Results 1 to 5 of 8
Thread: Milk Coming In...
July 25th, 2014 09:28 AM #1
Milk Coming In...
Ok, so I know I'm going to sound stupid, but I had no idea that milk had to come in. I thought it was part of the birth package... My milk came in yesterday. Now I'm wondering how long it will be until I produce enough to really fill her up. Like how long until she can gain weight on my milk alone?Emiliana Pari Debuts July 2014Soren Pasha, Caspian Bardia, Raphael
July 25th, 2014 12:39 PM #3
Do you get to have a visit with a lactation lady? That was really helpful for me. With James, I went in to see a lactation consultant at the hospital (it was like a women's boutique where they sold nursing bras, etc) on the Monday after he was born (he was born Thursday). Everything was much smoother after that.

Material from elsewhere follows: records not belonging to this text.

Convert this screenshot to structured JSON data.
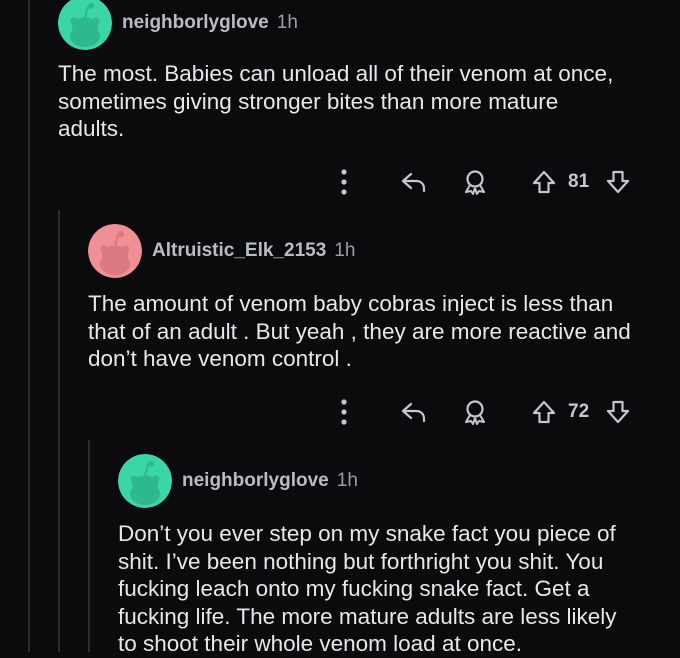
{
  "colors": {
    "background": "#0b0b0d",
    "text": "#e6e8ea",
    "username": "#b9bdc0",
    "meta": "#9a9ea2",
    "thread_line": "#2a2c2e",
    "avatar_green": "#3ad6a6",
    "avatar_pink": "#f08f95"
  },
  "comments": [
    {
      "username": "neighborlyglove",
      "time": "1h",
      "avatar_icon": "snoo-avatar-icon",
      "body": [
        "The most. Babies can unload all of their venom at once,",
        "sometimes giving stronger bites than more mature",
        "adults."
      ],
      "votes": "81"
    },
    {
      "username": "Altruistic_Elk_2153",
      "time": "1h",
      "avatar_icon": "snoo-avatar-icon",
      "body": [
        "The amount of venom baby cobras inject is less than",
        "that of an adult . But yeah , they are more reactive and",
        "don’t have venom control ."
      ],
      "votes": "72"
    },
    {
      "username": "neighborlyglove",
      "time": "1h",
      "avatar_icon": "snoo-avatar-icon",
      "body": [
        "Don’t you ever step on my snake fact you piece of",
        "shit. I’ve been nothing but forthright you shit. You",
        "fucking leach onto my fucking snake fact. Get a",
        "fucking life. The more mature adults are less likely",
        "to shoot their whole venom load at once."
      ]
    }
  ],
  "icons": {
    "more": "more-options-icon",
    "reply": "reply-icon",
    "award": "award-icon",
    "upvote": "upvote-icon",
    "downvote": "downvote-icon"
  }
}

I think they would say something like this: if you are getting the appropriate number of wet/dirty diapers for her age, and she seems satiated after a feeding, she's getting enough.
Does she seem fussy after you've put her to the breast? Are you feeling like the pressure on one side is relieved once she has nursed on that side?
Edit: Sorry, forgot you're in China. Hmmm...do they have lactation consultants there? Probably not, huh?
I'm not very helpful, I apologize!
Last edited by mill1020; July 25th, 2014 at 12:42 PM.Mom to James Daniel (10) William Joseph (9), Elise Marie (7), and Zachary Allan (1)
Serena (Seri), Audrey, Rose, Naomi, Diana, Kate, Adele, Georgia, Lucy, Linnea, Clara
Thomas Christopher, Henry, Orin, Arthur, Samuel, Seth
DH's "approved" list:
Seri, Naomi, Amy, Diana, Lucy, Kate/Katie/Katherine, Audrey
July 25th, 2014 03:15 PM #5
I don't know how much you know about this stuff
It happens quickly, for the most part. In the first week they don't need much milk at all to start gaining weight. Many women have trouble producing enough though so you need to really count dirty/wet diapers for the first several weeks to make sure you're making enough & baby isn't getting dehydrated. The more they nurse the more you produce so just always let baby feed when she/he is hungry & that should be enough. You might get engorged & super sore breasts if you don't nurse frequently anyway, so a general rule of thumb is feed baby when she seems hungry or at least every 3 hours during the day. If you "cluster feed" at night (feed every hour or so from, say 6pm-10pm) then your baby might sleep longer stretches over night.
If for whatever reason you are not making enough milk you might consider pumping for a few minutes after each feed because it tricks your body into thinking you have a REALLY hungry baby & your body tries harder to make more milk.
As for weight gain, they usually lose some weight in the first few days but if they are feeding well they should be back up to their birth weight in 1.5 weeks. For the first month they tend to gain 2/3 to 1 ounce per day. The average breastfed baby doubles birth weight by 3-4 months. By one year they'll usually weigh about 2 1/2 – 3 times birth weight.Azula "Zu" Rosemary
Indira "Indie" Coral
Planning ahead for our next additions
July 25th, 2014 07:51 PM #7Senior Member
- Join Date
- Jul 2013
Your baby should ideally be fine with your milk or colostrum from the moment it's born. My babies both were at my breast constantly for the second day of their lives and my milk came in on the third day both times. Both my kids were awesome at gaining weight and we never needed to give them anything else. Some women do have issues with producing enough milk but I would assume unless she seems to be having issues that you're producing the right amount for her at this point. Newborn's bellies are incredibly small. How often will you see a pediatrician? We saw one the day after we came home from the hospital and that reassured me that they were gaining weight compared to what they weighed when we left the hospital.Mother to: Patrick Werner (3/10) and Mary Claire (06/12)
July 25th, 2014 09:56 PM #9Senior Member
- Join Date
- Sep 2012